## GIVEN DATA
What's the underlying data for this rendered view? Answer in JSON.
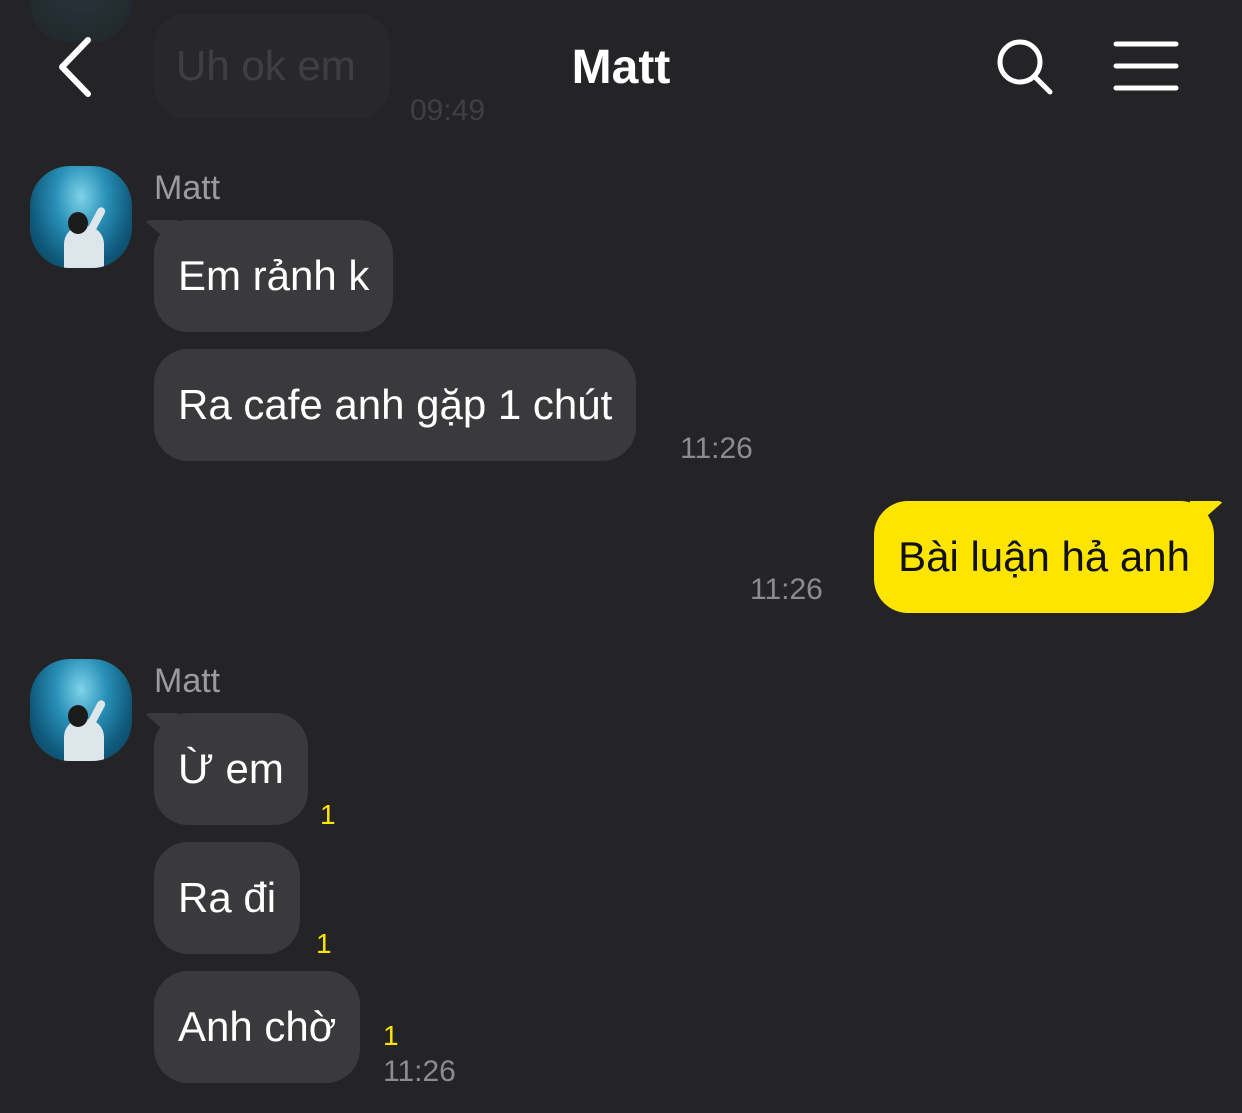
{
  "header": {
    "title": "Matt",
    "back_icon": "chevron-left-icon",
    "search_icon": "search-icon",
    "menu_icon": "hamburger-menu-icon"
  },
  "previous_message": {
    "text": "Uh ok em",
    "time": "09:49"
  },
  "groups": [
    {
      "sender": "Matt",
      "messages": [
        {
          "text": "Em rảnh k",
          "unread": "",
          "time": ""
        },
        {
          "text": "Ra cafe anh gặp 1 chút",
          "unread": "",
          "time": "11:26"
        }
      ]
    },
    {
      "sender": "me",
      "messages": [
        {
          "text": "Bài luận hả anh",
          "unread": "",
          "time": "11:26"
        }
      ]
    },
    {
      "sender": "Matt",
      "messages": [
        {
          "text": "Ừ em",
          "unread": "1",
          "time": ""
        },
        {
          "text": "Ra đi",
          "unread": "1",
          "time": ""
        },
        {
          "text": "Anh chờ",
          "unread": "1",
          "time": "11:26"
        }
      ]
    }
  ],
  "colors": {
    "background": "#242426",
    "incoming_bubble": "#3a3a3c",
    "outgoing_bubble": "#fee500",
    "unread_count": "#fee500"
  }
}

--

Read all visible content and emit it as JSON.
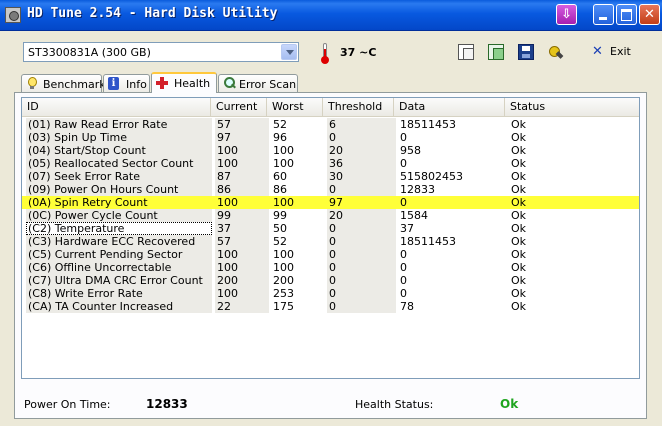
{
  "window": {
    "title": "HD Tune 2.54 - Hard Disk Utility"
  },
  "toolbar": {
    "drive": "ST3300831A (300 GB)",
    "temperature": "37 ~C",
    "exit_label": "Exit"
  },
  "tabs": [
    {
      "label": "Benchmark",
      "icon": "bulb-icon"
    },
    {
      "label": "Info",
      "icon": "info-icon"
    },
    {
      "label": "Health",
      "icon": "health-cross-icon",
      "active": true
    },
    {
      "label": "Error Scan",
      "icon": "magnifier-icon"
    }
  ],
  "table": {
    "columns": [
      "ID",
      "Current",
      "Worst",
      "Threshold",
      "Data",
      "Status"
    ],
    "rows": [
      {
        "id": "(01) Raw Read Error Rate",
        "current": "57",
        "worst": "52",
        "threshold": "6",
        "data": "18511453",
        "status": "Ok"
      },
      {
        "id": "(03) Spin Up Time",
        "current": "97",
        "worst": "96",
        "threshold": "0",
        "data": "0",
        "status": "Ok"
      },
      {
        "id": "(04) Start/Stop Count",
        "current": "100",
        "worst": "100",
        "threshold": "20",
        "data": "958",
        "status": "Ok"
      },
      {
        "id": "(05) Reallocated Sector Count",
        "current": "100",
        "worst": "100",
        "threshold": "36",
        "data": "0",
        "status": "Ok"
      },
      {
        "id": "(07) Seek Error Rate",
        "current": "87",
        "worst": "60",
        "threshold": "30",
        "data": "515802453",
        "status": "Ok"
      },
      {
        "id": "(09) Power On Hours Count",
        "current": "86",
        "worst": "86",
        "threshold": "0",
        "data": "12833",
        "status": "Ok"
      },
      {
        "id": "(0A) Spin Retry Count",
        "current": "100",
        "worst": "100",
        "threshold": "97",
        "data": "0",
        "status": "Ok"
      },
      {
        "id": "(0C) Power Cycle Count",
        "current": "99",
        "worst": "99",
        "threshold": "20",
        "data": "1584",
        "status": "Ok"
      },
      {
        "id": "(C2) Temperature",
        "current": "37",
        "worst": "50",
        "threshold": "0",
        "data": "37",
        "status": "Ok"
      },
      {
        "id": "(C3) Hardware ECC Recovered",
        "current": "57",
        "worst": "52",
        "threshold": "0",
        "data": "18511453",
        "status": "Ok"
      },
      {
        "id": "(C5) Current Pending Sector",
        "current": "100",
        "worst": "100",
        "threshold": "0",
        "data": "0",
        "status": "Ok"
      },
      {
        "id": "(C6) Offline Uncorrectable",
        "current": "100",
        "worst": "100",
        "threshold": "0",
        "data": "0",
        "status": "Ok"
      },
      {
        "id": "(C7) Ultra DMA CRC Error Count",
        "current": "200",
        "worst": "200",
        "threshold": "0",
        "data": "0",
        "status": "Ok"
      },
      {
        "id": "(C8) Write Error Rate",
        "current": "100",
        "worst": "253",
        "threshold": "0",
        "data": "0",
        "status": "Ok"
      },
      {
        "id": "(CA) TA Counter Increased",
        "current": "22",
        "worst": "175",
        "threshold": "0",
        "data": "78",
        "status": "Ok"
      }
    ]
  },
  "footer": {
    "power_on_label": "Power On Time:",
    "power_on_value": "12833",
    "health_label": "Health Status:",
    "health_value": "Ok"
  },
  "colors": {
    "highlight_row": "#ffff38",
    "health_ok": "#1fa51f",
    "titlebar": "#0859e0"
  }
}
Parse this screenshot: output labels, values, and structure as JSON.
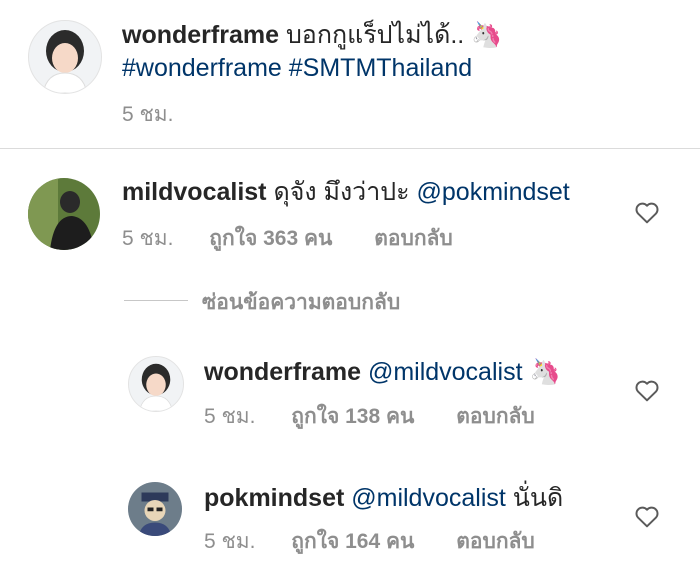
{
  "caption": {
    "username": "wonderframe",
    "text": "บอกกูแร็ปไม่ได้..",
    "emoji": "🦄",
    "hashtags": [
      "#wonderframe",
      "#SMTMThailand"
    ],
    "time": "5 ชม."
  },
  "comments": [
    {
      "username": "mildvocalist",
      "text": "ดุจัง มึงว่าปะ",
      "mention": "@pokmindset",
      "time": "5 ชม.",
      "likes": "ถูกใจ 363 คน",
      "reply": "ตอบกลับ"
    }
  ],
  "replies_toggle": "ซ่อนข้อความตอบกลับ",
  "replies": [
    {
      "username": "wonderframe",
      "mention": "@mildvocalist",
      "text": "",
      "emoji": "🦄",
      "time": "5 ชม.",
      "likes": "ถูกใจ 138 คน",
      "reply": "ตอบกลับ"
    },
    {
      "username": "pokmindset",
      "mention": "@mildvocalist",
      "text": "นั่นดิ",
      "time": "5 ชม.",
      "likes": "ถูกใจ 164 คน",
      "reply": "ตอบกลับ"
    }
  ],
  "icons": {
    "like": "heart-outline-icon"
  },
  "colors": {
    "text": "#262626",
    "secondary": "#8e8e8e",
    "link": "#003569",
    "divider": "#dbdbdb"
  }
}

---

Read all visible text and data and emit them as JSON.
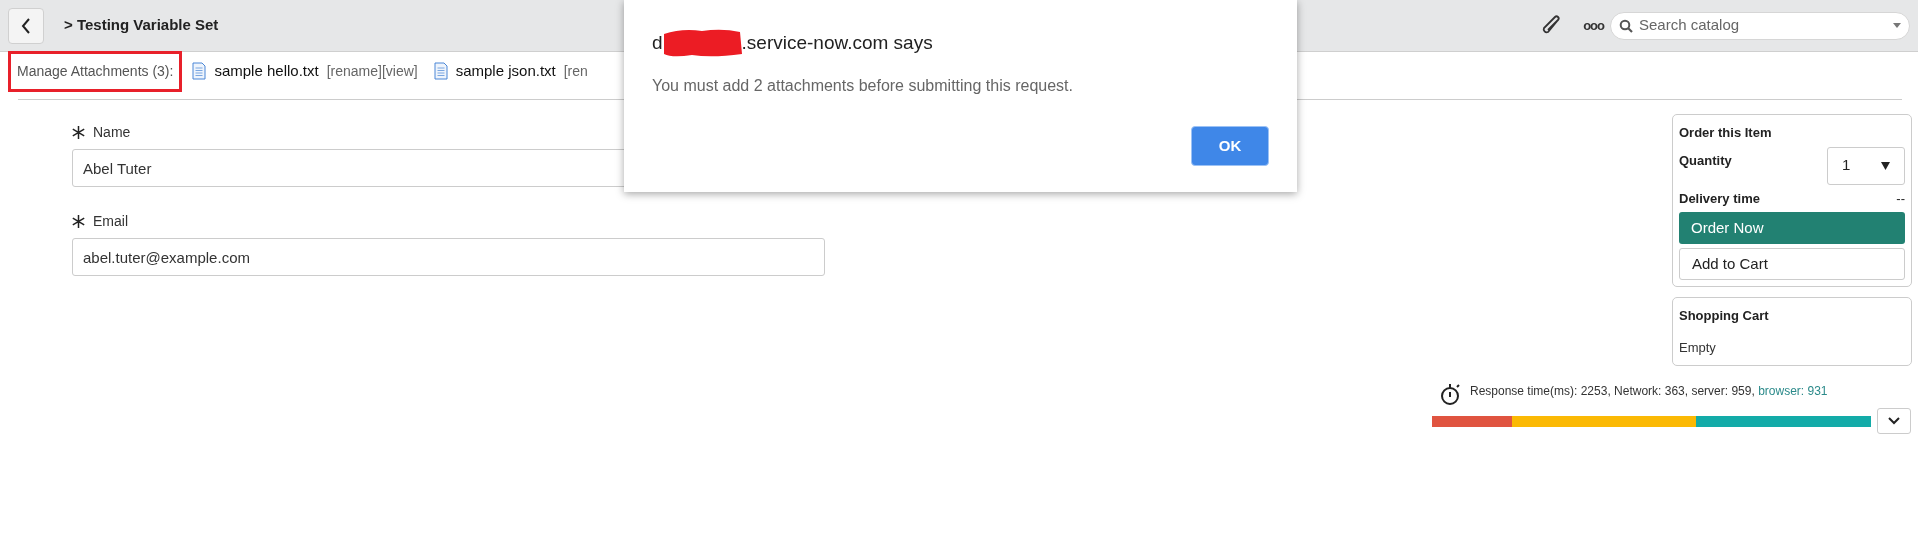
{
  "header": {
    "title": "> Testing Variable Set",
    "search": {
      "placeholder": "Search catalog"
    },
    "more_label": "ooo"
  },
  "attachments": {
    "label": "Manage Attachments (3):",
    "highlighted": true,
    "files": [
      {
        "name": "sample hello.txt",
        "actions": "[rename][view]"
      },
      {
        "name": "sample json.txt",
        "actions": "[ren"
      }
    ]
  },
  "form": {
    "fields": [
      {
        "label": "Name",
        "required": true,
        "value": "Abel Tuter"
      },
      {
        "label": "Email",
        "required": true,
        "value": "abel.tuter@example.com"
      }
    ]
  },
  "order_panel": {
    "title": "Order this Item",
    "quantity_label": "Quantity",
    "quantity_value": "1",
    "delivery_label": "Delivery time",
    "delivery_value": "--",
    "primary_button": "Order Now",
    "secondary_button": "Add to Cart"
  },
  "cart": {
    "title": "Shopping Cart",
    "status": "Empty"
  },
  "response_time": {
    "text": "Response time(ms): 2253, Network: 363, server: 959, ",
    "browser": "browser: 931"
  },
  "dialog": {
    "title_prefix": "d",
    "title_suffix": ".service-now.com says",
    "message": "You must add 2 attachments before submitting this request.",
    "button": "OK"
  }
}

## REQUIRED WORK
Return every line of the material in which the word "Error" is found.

## EXERCISE RESPONSE
      "label": "Error Scan",
        "id": "(01) Raw Read Error Rate",
        "id": "(07) Seek Error Rate",
        "id": "(C7) Ultra DMA CRC Error Count",
        "id": "(C8) Write Error Rate",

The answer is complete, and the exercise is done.